• Description of the task
Show each line of the data below that has the string "plata" in it.

Start of Record excerpts

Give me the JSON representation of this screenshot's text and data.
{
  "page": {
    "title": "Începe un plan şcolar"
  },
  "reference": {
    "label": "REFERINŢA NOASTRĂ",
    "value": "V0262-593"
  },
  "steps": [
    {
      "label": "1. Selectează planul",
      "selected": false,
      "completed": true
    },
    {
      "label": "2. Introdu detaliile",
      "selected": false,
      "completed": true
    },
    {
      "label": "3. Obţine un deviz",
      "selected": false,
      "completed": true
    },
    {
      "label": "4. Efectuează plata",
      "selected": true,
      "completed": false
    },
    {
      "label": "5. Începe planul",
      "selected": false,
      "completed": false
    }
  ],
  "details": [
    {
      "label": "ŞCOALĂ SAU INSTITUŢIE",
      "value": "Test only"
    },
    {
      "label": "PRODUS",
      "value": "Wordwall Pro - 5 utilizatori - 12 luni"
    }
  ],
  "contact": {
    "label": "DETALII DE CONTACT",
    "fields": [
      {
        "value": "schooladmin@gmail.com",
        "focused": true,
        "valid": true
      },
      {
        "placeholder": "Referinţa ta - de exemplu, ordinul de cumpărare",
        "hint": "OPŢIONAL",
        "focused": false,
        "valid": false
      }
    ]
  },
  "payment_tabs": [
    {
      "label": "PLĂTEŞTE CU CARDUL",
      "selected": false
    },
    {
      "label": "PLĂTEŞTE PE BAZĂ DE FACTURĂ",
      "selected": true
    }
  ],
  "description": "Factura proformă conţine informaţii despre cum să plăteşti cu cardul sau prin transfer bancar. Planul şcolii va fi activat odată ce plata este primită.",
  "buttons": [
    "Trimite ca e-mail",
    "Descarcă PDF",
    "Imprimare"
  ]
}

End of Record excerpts

• Response below
      "label": "4. Efectuează plata",
  "description": "Factura proformă conţine informaţii despre cum să plăteşti cu cardul sau prin transfer bancar. Planul şcolii va fi activat odată ce plata este primită.",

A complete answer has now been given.